◆ What this task involves:
Read through the data below and state how many of its lines contain the word "likes", adding nothing.

[[ Listed entries, beginning ]]

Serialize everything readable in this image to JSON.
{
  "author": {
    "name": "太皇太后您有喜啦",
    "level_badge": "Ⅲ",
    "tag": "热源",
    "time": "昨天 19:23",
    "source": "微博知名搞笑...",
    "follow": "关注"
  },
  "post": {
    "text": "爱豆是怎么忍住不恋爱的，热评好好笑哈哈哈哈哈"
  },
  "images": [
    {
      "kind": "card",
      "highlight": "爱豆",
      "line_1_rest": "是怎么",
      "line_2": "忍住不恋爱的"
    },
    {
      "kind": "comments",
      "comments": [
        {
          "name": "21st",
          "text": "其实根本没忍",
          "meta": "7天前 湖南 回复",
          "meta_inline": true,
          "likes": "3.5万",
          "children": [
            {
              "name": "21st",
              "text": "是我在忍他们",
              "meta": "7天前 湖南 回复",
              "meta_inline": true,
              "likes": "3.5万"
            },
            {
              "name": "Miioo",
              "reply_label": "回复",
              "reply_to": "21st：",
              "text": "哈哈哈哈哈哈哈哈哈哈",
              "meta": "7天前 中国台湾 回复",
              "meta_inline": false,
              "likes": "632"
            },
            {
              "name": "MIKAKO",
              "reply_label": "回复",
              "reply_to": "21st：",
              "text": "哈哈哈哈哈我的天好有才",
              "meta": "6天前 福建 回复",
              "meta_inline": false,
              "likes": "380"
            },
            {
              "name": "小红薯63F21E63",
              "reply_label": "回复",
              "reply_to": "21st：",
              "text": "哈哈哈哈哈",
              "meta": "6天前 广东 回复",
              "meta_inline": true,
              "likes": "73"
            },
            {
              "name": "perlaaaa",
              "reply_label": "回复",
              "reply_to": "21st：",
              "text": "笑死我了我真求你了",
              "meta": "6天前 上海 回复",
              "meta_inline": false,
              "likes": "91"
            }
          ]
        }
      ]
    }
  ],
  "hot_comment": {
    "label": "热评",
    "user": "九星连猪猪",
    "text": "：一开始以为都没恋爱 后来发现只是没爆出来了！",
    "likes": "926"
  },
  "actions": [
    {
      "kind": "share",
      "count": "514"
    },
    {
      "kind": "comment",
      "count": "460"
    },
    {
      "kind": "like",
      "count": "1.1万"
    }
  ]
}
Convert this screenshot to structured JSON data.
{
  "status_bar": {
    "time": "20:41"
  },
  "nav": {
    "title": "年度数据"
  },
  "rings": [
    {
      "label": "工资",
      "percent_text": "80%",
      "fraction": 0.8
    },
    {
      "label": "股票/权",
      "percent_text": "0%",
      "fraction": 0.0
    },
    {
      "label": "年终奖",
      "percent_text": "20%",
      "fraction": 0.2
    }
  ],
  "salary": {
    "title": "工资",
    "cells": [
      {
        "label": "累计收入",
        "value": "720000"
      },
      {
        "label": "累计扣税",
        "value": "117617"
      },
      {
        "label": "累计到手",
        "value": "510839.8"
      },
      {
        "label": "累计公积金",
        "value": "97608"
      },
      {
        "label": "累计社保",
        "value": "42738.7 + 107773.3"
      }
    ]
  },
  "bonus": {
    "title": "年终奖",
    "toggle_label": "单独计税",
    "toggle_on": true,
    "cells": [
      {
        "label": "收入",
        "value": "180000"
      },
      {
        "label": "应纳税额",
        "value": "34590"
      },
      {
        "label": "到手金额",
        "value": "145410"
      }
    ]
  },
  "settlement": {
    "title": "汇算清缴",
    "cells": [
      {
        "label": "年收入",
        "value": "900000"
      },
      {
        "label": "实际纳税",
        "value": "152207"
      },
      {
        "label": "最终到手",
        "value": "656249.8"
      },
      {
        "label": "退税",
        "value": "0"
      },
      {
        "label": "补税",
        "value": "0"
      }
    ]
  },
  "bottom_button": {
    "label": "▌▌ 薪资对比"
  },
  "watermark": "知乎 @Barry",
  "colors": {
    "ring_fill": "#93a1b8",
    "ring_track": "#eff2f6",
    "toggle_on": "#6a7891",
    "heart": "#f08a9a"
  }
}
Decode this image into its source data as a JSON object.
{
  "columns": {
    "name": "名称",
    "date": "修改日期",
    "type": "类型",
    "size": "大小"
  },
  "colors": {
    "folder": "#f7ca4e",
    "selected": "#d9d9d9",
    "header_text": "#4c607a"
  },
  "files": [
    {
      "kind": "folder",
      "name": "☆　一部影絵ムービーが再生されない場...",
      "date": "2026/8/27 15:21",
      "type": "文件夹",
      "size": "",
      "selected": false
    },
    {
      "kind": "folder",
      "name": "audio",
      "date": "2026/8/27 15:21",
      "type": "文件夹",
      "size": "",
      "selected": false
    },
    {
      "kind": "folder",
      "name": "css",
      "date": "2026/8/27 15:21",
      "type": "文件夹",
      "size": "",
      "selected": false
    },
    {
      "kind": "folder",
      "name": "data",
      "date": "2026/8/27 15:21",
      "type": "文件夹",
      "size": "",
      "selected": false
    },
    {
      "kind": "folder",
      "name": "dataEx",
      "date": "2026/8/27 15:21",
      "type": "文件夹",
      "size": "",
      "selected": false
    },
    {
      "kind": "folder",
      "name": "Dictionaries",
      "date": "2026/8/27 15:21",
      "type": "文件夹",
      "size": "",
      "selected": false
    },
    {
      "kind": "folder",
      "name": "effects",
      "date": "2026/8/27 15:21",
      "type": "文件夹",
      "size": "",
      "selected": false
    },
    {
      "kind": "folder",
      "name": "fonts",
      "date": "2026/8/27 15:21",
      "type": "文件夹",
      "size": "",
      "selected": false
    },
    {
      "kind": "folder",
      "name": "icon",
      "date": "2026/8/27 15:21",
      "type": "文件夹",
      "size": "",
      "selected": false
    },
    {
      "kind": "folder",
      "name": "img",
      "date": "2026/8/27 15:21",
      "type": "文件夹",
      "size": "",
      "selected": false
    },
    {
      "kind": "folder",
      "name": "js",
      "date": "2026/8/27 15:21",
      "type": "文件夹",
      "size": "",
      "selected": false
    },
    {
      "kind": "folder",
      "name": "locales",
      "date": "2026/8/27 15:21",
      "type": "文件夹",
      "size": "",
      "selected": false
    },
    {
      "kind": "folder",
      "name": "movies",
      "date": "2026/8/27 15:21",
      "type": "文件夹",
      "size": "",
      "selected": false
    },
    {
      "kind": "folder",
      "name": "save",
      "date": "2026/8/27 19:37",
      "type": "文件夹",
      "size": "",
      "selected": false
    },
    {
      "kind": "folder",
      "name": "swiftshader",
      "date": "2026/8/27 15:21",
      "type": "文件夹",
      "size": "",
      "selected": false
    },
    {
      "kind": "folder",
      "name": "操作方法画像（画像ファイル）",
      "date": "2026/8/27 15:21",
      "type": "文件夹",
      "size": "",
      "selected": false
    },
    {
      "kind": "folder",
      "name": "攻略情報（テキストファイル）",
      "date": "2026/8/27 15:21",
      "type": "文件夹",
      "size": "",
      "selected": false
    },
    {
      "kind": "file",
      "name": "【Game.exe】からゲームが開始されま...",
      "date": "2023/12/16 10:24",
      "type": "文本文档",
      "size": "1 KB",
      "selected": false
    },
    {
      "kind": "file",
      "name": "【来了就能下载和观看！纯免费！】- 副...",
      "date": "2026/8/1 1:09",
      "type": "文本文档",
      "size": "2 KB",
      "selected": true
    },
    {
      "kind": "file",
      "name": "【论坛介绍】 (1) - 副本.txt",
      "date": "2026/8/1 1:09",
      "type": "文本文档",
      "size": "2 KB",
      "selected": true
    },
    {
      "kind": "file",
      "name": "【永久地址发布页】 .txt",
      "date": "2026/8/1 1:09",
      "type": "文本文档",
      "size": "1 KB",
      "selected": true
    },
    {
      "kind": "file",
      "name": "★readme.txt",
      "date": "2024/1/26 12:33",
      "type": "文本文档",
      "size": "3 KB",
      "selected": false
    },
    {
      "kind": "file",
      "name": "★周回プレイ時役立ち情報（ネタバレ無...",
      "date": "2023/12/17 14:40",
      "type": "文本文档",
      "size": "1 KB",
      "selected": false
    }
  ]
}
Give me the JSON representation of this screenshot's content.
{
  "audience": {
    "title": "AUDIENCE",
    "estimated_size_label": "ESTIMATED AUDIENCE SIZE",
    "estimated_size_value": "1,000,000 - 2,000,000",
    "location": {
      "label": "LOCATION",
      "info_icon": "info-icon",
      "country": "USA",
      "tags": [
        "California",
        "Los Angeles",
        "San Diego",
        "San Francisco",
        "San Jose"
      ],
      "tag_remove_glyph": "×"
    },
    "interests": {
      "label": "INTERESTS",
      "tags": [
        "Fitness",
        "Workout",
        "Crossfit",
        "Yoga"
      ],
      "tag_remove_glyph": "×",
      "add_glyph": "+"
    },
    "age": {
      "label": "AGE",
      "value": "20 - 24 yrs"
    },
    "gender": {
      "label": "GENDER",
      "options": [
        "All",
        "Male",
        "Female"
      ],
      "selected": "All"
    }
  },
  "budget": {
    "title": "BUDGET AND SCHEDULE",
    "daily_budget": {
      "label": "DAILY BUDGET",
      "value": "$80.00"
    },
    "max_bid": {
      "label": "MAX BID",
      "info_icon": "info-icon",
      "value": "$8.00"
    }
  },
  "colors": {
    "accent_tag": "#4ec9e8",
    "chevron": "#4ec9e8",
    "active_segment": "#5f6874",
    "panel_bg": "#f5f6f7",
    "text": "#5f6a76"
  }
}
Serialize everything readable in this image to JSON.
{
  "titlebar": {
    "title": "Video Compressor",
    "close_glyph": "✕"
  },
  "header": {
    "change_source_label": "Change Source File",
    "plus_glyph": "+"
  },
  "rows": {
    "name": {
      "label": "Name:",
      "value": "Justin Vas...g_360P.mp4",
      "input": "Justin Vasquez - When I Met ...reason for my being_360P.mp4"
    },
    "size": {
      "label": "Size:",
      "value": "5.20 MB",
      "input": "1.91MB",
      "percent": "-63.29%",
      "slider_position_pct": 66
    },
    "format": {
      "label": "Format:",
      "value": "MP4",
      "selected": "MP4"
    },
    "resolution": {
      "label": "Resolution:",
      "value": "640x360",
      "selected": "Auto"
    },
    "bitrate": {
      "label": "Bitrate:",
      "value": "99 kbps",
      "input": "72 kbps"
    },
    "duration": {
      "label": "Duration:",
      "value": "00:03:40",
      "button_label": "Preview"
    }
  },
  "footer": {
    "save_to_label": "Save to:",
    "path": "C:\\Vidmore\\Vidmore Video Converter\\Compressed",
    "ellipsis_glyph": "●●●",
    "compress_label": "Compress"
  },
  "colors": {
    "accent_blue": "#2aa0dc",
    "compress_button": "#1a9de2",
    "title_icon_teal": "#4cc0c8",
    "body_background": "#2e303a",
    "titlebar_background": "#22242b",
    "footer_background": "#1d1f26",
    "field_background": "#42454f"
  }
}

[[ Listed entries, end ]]

◆ Response area:
7